It did not receive the same headlines as the latest forecasts of jobs and offices lost or retained, or reports of who hinted at what during this or that speech.
But unlike the known unknowns of the UK’s departure from the European Union, the Risk Transformation Regulations, passed last month, brings some lucidity.
It enables reinsurers to set up vehicles to issue insurance-linked securities (ILS), including catastrophe bonds.
The push to make London a hub for ILS dates back to the government’s 2015 budget, but it has only made it to legislation more than two years later — though with the Brexit referendum and the inconclusive 2017 general election, legislators have had other things on their minds.
But it is the UK regulator which has been praised by the market, for helping Neon Underwriting to get the first ILS vehicle and trade up and running. This has dampened doubts about the UK’s ability to match other, niftier jurisdictions for speed.
The ILS market is expected to properly take off in the summer renewals periods. The market for catastrophe ILS saw record issuance in 2017, and offers investors the warm glow of a sense of social purpose in the age of climate change, and risk uncorrelated to the swathes of asset classes regarded as overvalued.
Some express the usual worries about complex financial products: Do investors fully understand them? Do the models work correctly? Do they pose risk to other areas of the financial system?
Insiders point out that the cat bond market weathered last year’s tests, after hurricanes ravaged the US. And it may reassure sceptics that the market will develop under the watchful eye of the Bank of England rather than elsewhere.
Those involved in the new legislation talk of London expanding the ILS pie, rather than simply gobbling up a greater share of what is already out there.
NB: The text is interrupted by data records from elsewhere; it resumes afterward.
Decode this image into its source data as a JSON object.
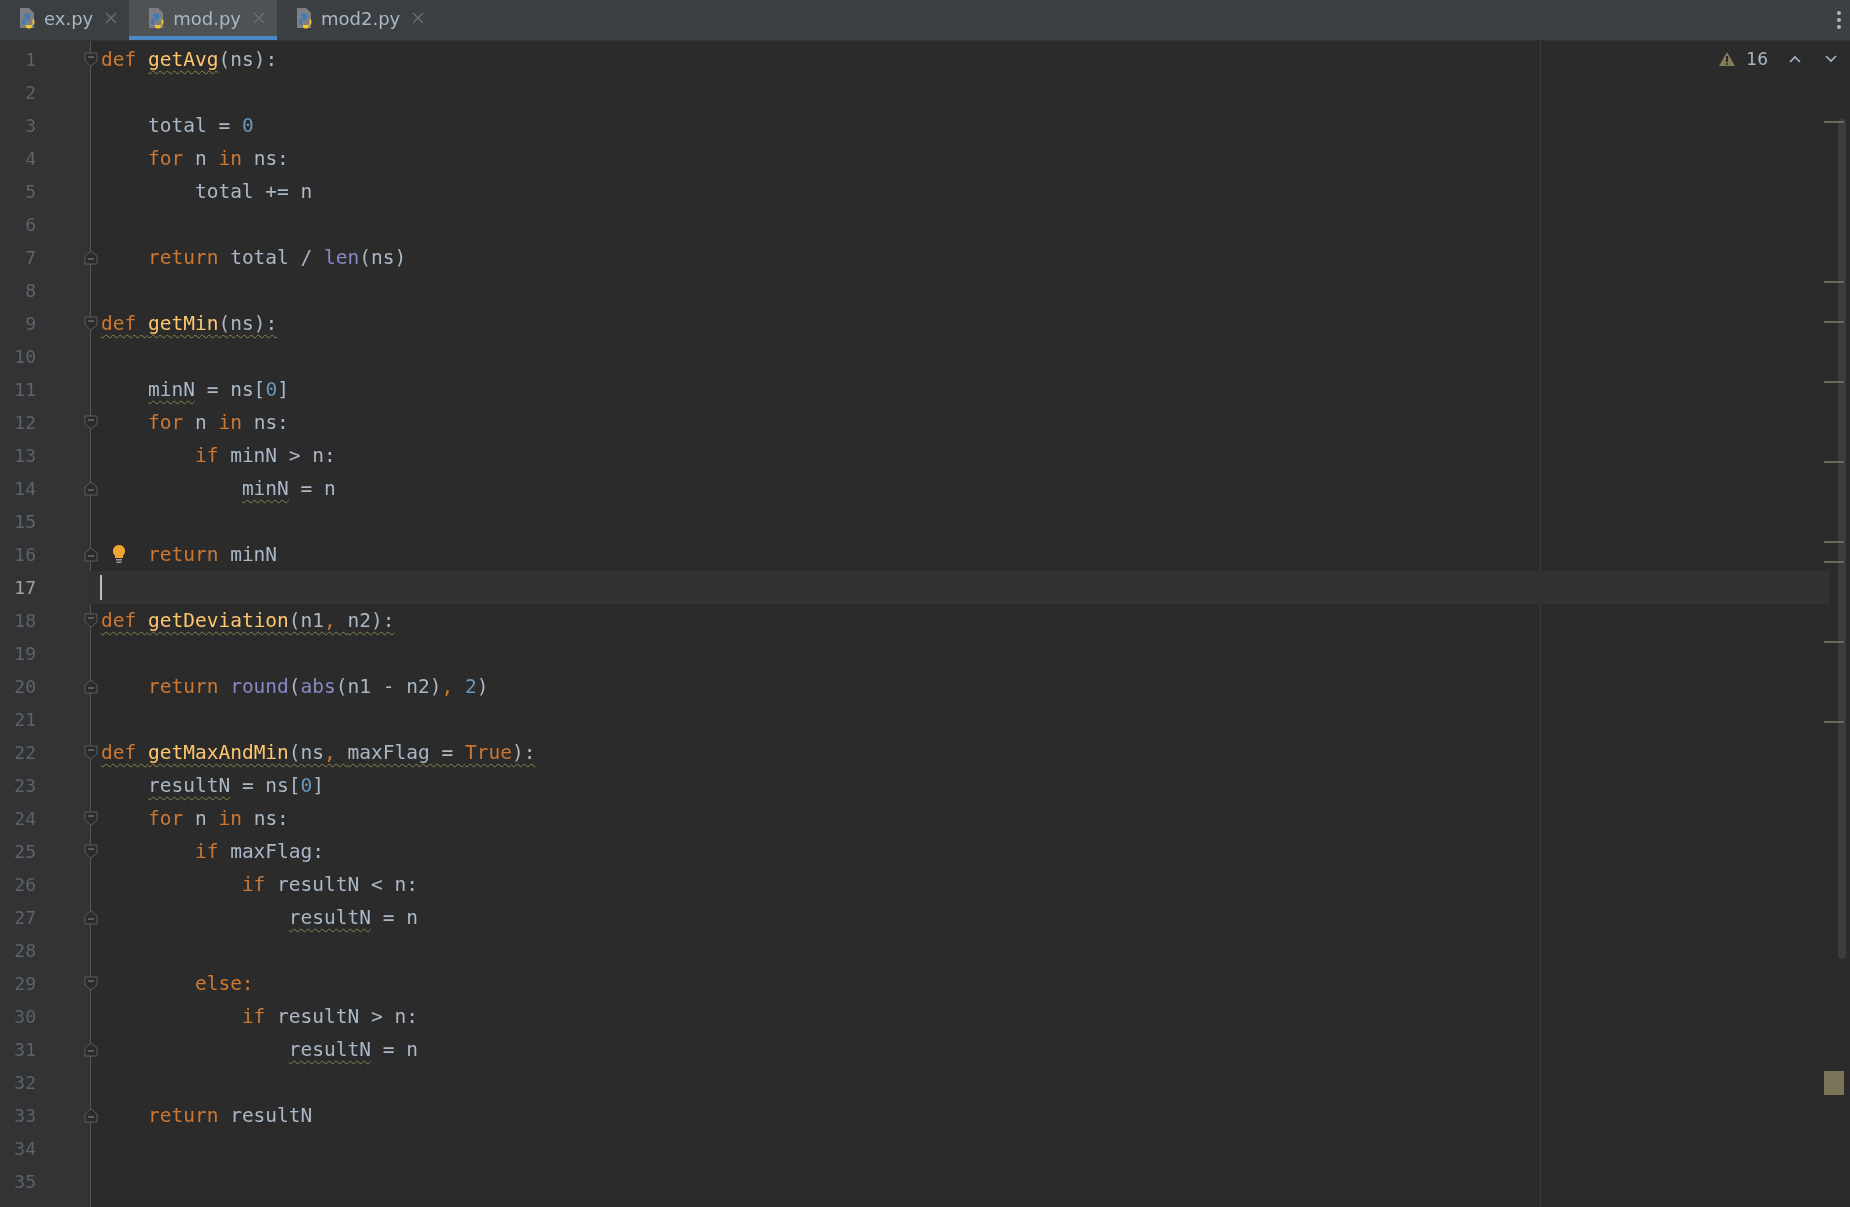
{
  "tabs": [
    {
      "label": "ex.py",
      "selected": false
    },
    {
      "label": "mod.py",
      "selected": true
    },
    {
      "label": "mod2.py",
      "selected": false
    }
  ],
  "inspections": {
    "warnings": "16"
  },
  "lines": [
    {
      "number": "1",
      "fold_start": true,
      "tokens": [
        {
          "kind": "kw",
          "text": "def "
        },
        {
          "kind": "fn",
          "text": "getAvg",
          "warn": true
        },
        {
          "kind": "plain",
          "text": "(ns):"
        }
      ],
      "children": [
        {
          "number": "2"
        },
        {
          "number": "3",
          "tokens": [
            {
              "kind": "plain",
              "text": "total = "
            },
            {
              "kind": "num",
              "text": "0"
            }
          ]
        },
        {
          "number": "4",
          "tokens": [
            {
              "kind": "kw",
              "text": "for "
            },
            {
              "kind": "plain",
              "text": "n "
            },
            {
              "kind": "kw",
              "text": "in "
            },
            {
              "kind": "plain",
              "text": "ns:"
            }
          ],
          "children": [
            {
              "number": "5",
              "tokens": [
                {
                  "kind": "plain",
                  "text": "total += n"
                }
              ]
            }
          ]
        },
        {
          "number": "6"
        },
        {
          "number": "7",
          "fold_end": true,
          "tokens": [
            {
              "kind": "kw",
              "text": "return "
            },
            {
              "kind": "plain",
              "text": "total / "
            },
            {
              "kind": "builtin",
              "text": "len"
            },
            {
              "kind": "plain",
              "text": "(ns)"
            }
          ]
        }
      ]
    },
    {
      "number": "8"
    },
    {
      "number": "9",
      "fold_start": true,
      "tokens": [
        {
          "kind": "kw",
          "text": "def ",
          "warn": true
        },
        {
          "kind": "fn",
          "text": "getMin",
          "warn": true
        },
        {
          "kind": "plain",
          "text": "(ns):",
          "warn": true
        }
      ],
      "children": [
        {
          "number": "10"
        },
        {
          "number": "11",
          "tokens": [
            {
              "kind": "plain",
              "text": "minN",
              "warn": true
            },
            {
              "kind": "plain",
              "text": " = ns["
            },
            {
              "kind": "num",
              "text": "0"
            },
            {
              "kind": "plain",
              "text": "]"
            }
          ]
        },
        {
          "number": "12",
          "fold_start": true,
          "tokens": [
            {
              "kind": "kw",
              "text": "for "
            },
            {
              "kind": "plain",
              "text": "n "
            },
            {
              "kind": "kw",
              "text": "in "
            },
            {
              "kind": "plain",
              "text": "ns:"
            }
          ],
          "children": [
            {
              "number": "13",
              "tokens": [
                {
                  "kind": "kw",
                  "text": "if "
                },
                {
                  "kind": "plain",
                  "text": "minN > n:"
                }
              ],
              "children": [
                {
                  "number": "14",
                  "fold_end": true,
                  "tokens": [
                    {
                      "kind": "plain",
                      "text": "minN",
                      "warn": true
                    },
                    {
                      "kind": "plain",
                      "text": " = n"
                    }
                  ]
                }
              ]
            }
          ]
        },
        {
          "number": "15"
        },
        {
          "number": "16",
          "fold_end": true,
          "hint": true,
          "tokens": [
            {
              "kind": "kw",
              "text": "return "
            },
            {
              "kind": "plain",
              "text": "minN"
            }
          ]
        }
      ]
    },
    {
      "number": "17",
      "current": true
    },
    {
      "number": "18",
      "fold_start": true,
      "tokens": [
        {
          "kind": "kw",
          "text": "def ",
          "warn": true
        },
        {
          "kind": "fn",
          "text": "getDeviation",
          "warn": true
        },
        {
          "kind": "plain",
          "text": "(n1",
          "warn": true
        },
        {
          "kind": "kw",
          "text": ", ",
          "warn": true
        },
        {
          "kind": "plain",
          "text": "n2):",
          "warn": true
        }
      ],
      "children": [
        {
          "number": "19"
        },
        {
          "number": "20",
          "fold_end": true,
          "tokens": [
            {
              "kind": "kw",
              "text": "return "
            },
            {
              "kind": "builtin",
              "text": "round"
            },
            {
              "kind": "plain",
              "text": "("
            },
            {
              "kind": "builtin",
              "text": "abs"
            },
            {
              "kind": "plain",
              "text": "(n1 - n2)"
            },
            {
              "kind": "kw",
              "text": ", "
            },
            {
              "kind": "num",
              "text": "2"
            },
            {
              "kind": "plain",
              "text": ")"
            }
          ]
        }
      ]
    },
    {
      "number": "21"
    },
    {
      "number": "22",
      "fold_start": true,
      "tokens": [
        {
          "kind": "kw",
          "text": "def ",
          "warn": true
        },
        {
          "kind": "fn",
          "text": "getMaxAndMin",
          "warn": true
        },
        {
          "kind": "plain",
          "text": "(ns",
          "warn": true
        },
        {
          "kind": "kw",
          "text": ", ",
          "warn": true
        },
        {
          "kind": "plain",
          "text": "maxFlag = ",
          "warn": true
        },
        {
          "kind": "kw",
          "text": "True",
          "warn": true
        },
        {
          "kind": "plain",
          "text": "):",
          "warn": true
        }
      ],
      "children": [
        {
          "number": "23",
          "tokens": [
            {
              "kind": "plain",
              "text": "resultN",
              "warn": true
            },
            {
              "kind": "plain",
              "text": " = ns["
            },
            {
              "kind": "num",
              "text": "0"
            },
            {
              "kind": "plain",
              "text": "]"
            }
          ]
        },
        {
          "number": "24",
          "fold_start": true,
          "tokens": [
            {
              "kind": "kw",
              "text": "for "
            },
            {
              "kind": "plain",
              "text": "n "
            },
            {
              "kind": "kw",
              "text": "in "
            },
            {
              "kind": "plain",
              "text": "ns:"
            }
          ],
          "children": [
            {
              "number": "25",
              "fold_start": true,
              "tokens": [
                {
                  "kind": "kw",
                  "text": "if "
                },
                {
                  "kind": "plain",
                  "text": "maxFlag:"
                }
              ],
              "children": [
                {
                  "number": "26",
                  "tokens": [
                    {
                      "kind": "kw",
                      "text": "if "
                    },
                    {
                      "kind": "plain",
                      "text": "resultN < n:"
                    }
                  ],
                  "children": [
                    {
                      "number": "27",
                      "fold_end": true,
                      "tokens": [
                        {
                          "kind": "plain",
                          "text": "resultN",
                          "warn": true
                        },
                        {
                          "kind": "plain",
                          "text": " = n"
                        }
                      ]
                    }
                  ]
                },
                {
                  "number": "28"
                }
              ]
            },
            {
              "number": "29",
              "fold_start": true,
              "tokens": [
                {
                  "kind": "kw",
                  "text": "else:"
                }
              ],
              "children": [
                {
                  "number": "30",
                  "tokens": [
                    {
                      "kind": "kw",
                      "text": "if "
                    },
                    {
                      "kind": "plain",
                      "text": "resultN > n:"
                    }
                  ],
                  "children": [
                    {
                      "number": "31",
                      "fold_end": true,
                      "tokens": [
                        {
                          "kind": "plain",
                          "text": "resultN",
                          "warn": true
                        },
                        {
                          "kind": "plain",
                          "text": " = n"
                        }
                      ]
                    }
                  ]
                }
              ]
            }
          ]
        },
        {
          "number": "32"
        },
        {
          "number": "33",
          "fold_end": true,
          "tokens": [
            {
              "kind": "kw",
              "text": "return "
            },
            {
              "kind": "plain",
              "text": "resultN"
            }
          ]
        }
      ]
    },
    {
      "number": "34"
    },
    {
      "number": "35"
    }
  ]
}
Compared with low tax competitors like Bermuda and Guernsey, the City offers highly-skilled people and firms in a concentrated area.
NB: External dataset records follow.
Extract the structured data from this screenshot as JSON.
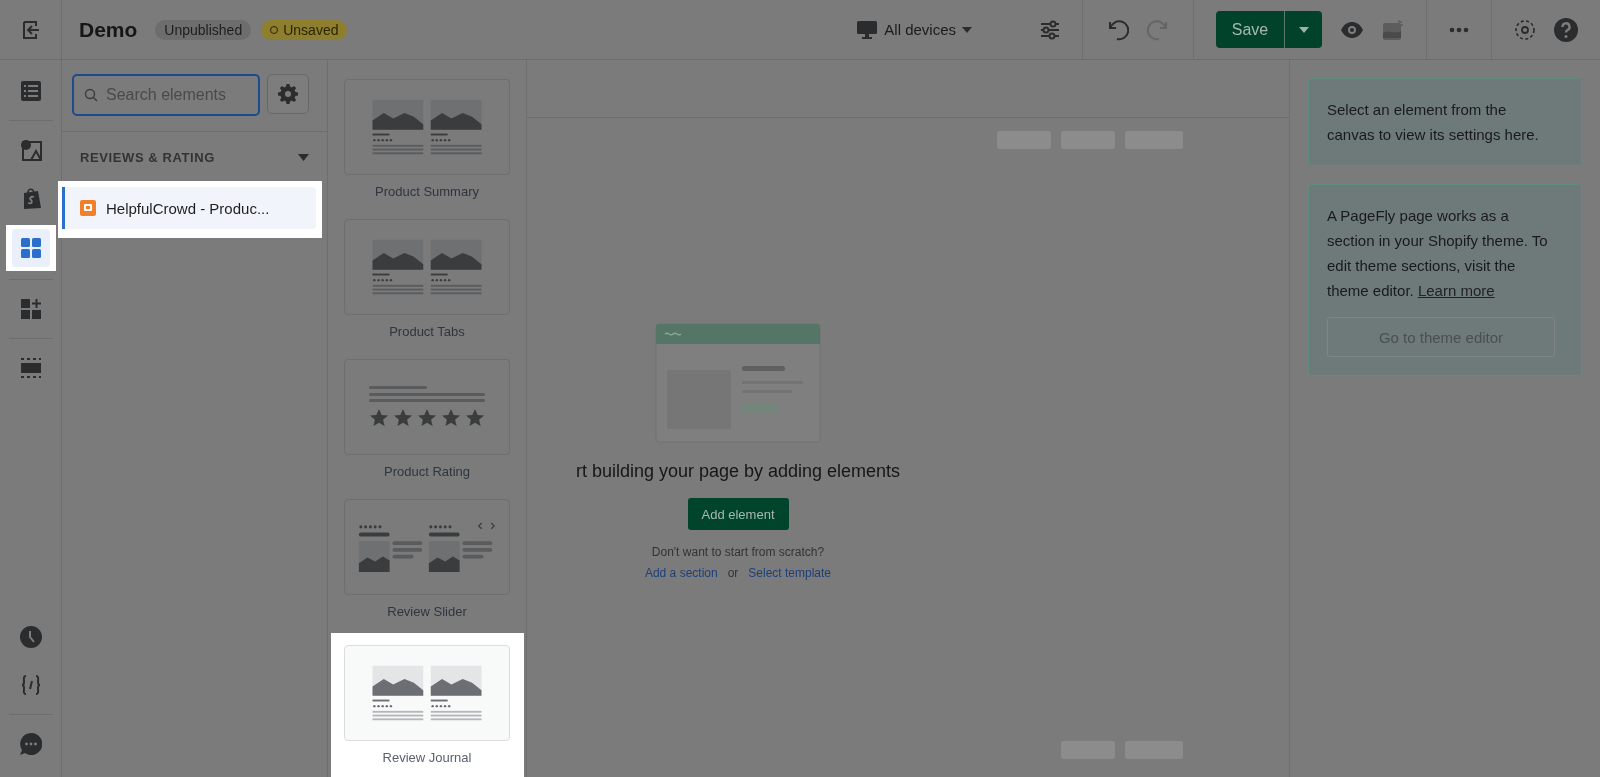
{
  "header": {
    "title": "Demo",
    "badges": [
      {
        "label": "Unpublished",
        "kind": "plain"
      },
      {
        "label": "Unsaved",
        "kind": "warning"
      }
    ],
    "device": "All devices",
    "save": "Save"
  },
  "rail": [
    {
      "selected": false,
      "highlighted": false
    },
    {
      "selected": false,
      "highlighted": false
    },
    {
      "selected": false,
      "highlighted": false
    },
    {
      "selected": true,
      "highlighted": true
    },
    {
      "selected": false,
      "highlighted": false
    },
    {
      "selected": false,
      "highlighted": false
    },
    {
      "selected": false,
      "highlighted": false
    },
    {
      "selected": false,
      "highlighted": false
    },
    {
      "selected": false,
      "highlighted": false
    }
  ],
  "search": {
    "placeholder": "Search elements"
  },
  "category": {
    "label": "REVIEWS & RATING",
    "expanded": true
  },
  "elements": [
    {
      "label": "HelpfulCrowd - Produc...",
      "selected": true,
      "highlighted": true
    }
  ],
  "widgets": [
    {
      "label": "Product Summary",
      "kind": "summary",
      "highlighted": false
    },
    {
      "label": "Product Tabs",
      "kind": "summary",
      "highlighted": false
    },
    {
      "label": "Product Rating",
      "kind": "rating",
      "highlighted": false
    },
    {
      "label": "Review Slider",
      "kind": "slider",
      "highlighted": false
    },
    {
      "label": "Review Journal",
      "kind": "summary",
      "highlighted": true
    }
  ],
  "canvas": {
    "headline": "rt building your page by adding elements",
    "button": "Add element",
    "prompt": "Don't want to start from scratch?",
    "links": [
      "Add a section",
      "Select template"
    ],
    "separator": "or"
  },
  "notices": [
    {
      "text": "Select an element from the canvas to view its settings here."
    },
    {
      "text": "A PageFly page works as a section in your Shopify theme. To edit theme sections, visit the theme editor.",
      "link": "Learn more",
      "button": "Go to theme editor"
    }
  ]
}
But perhaps because the move towards the law began several years ago, it appears rather anachronistic in the context of the government wrestling with Brexit.
The country’s insurance industry is waiting to see what happens to regulations after the big split, with some politicians keener than the Prudential Regulation Authority to diverge from the Solvency II framework.
Most recently, reports that the government may never release a position paper on the future of financial services will be viewed with suspicion.
Away from the grand arguments about the effects of the UK leaving the EU, the ILS law is a concrete example of regulatory progress, even if the Brexit fog augurs the opposite.